# [Task instructions]
Answer with one number only, the count of lines in the material below that hold "JSON".

# [Task inputs]
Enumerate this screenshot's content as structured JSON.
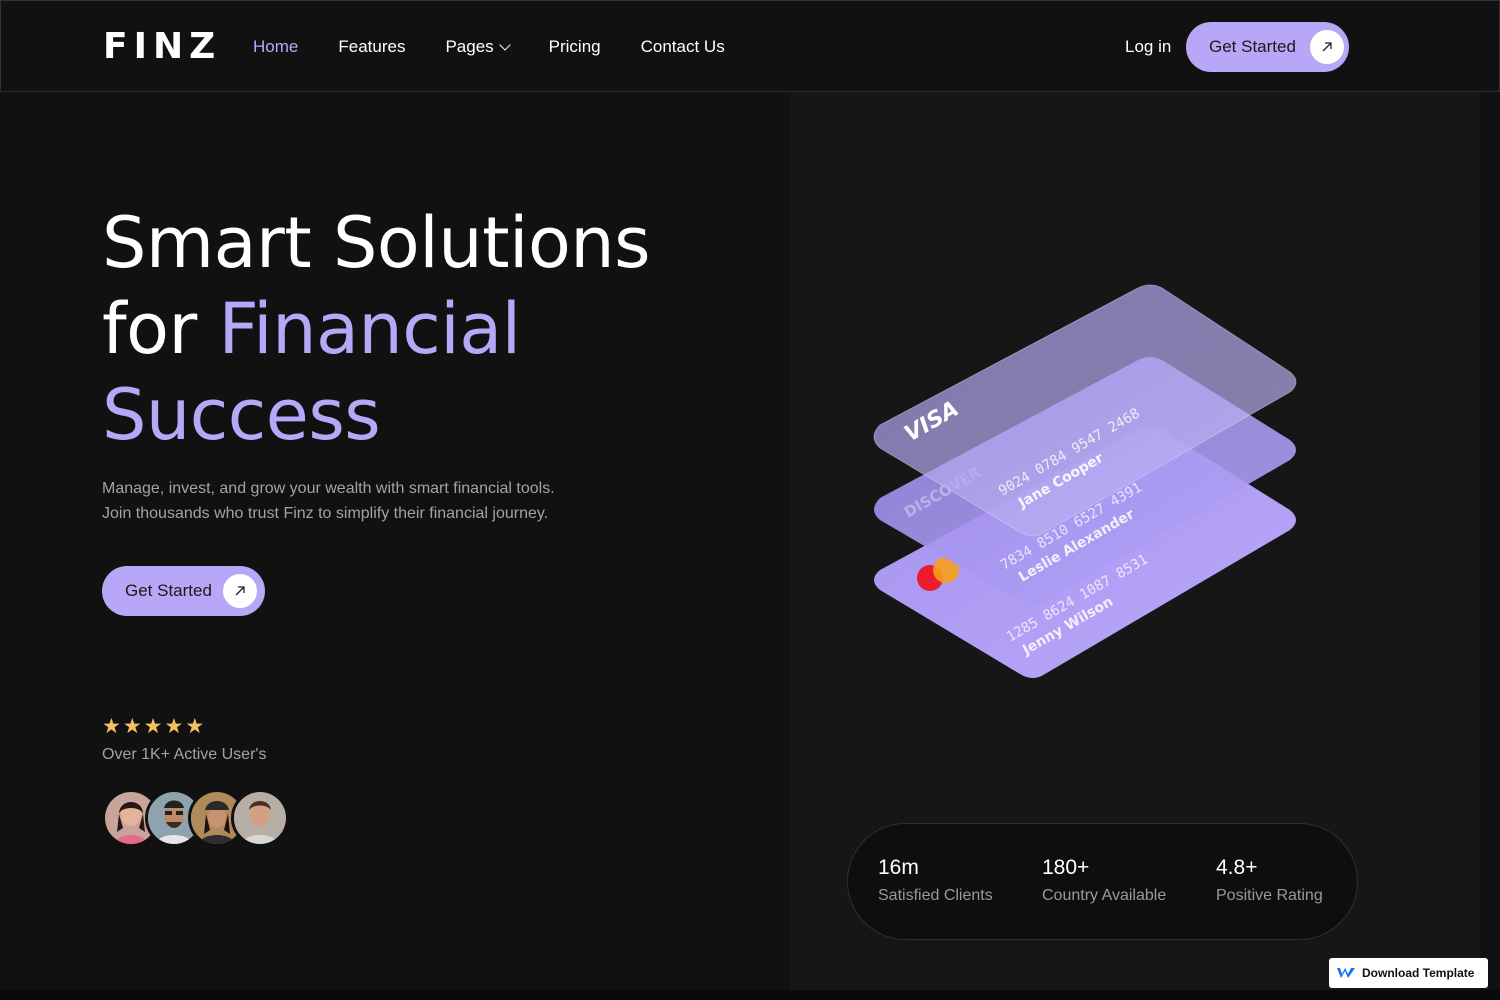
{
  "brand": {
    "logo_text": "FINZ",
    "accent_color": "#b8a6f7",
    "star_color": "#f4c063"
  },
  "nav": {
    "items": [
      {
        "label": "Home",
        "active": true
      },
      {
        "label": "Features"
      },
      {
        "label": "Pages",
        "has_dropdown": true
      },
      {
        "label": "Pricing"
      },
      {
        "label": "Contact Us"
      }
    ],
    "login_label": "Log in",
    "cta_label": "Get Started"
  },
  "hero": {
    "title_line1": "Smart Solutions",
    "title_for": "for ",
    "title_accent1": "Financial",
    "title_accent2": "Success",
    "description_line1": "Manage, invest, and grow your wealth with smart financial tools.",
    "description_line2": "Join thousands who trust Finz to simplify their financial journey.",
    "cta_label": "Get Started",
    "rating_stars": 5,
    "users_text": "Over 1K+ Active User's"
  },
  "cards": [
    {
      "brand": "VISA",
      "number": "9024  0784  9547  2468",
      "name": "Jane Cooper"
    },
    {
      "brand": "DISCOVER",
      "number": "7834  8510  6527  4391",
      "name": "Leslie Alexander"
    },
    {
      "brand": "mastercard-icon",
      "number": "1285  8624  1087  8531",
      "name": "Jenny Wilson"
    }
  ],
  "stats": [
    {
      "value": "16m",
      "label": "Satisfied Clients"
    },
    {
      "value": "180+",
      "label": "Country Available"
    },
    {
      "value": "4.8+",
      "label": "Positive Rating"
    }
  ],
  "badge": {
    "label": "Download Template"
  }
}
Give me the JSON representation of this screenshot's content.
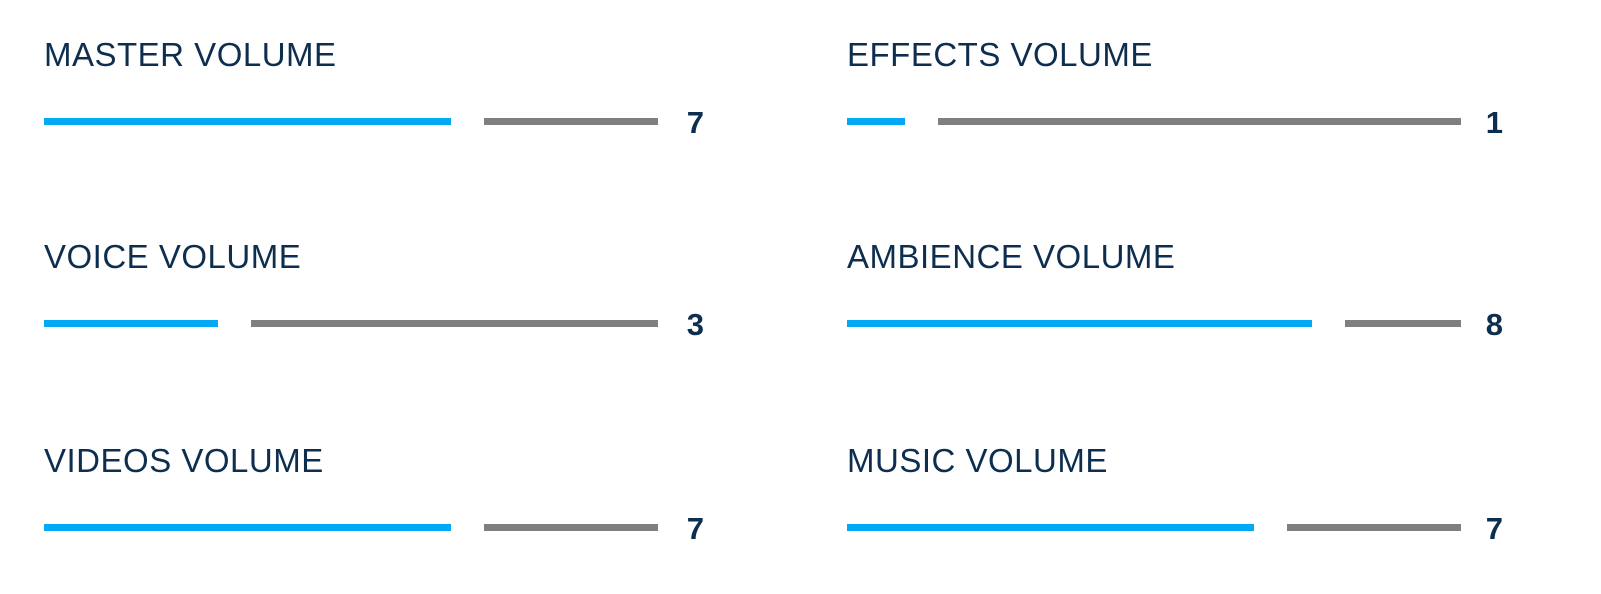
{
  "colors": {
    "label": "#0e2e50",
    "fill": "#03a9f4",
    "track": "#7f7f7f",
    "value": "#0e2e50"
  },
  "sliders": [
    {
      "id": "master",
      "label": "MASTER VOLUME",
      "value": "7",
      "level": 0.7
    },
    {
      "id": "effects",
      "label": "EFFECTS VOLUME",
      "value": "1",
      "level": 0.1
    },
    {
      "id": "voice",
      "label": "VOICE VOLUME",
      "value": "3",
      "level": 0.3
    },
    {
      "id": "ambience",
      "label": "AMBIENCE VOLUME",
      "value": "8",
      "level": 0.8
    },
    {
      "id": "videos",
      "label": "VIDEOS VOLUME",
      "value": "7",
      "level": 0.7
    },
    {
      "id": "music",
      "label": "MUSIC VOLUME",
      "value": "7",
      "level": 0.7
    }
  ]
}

# [Response for this exercise]
2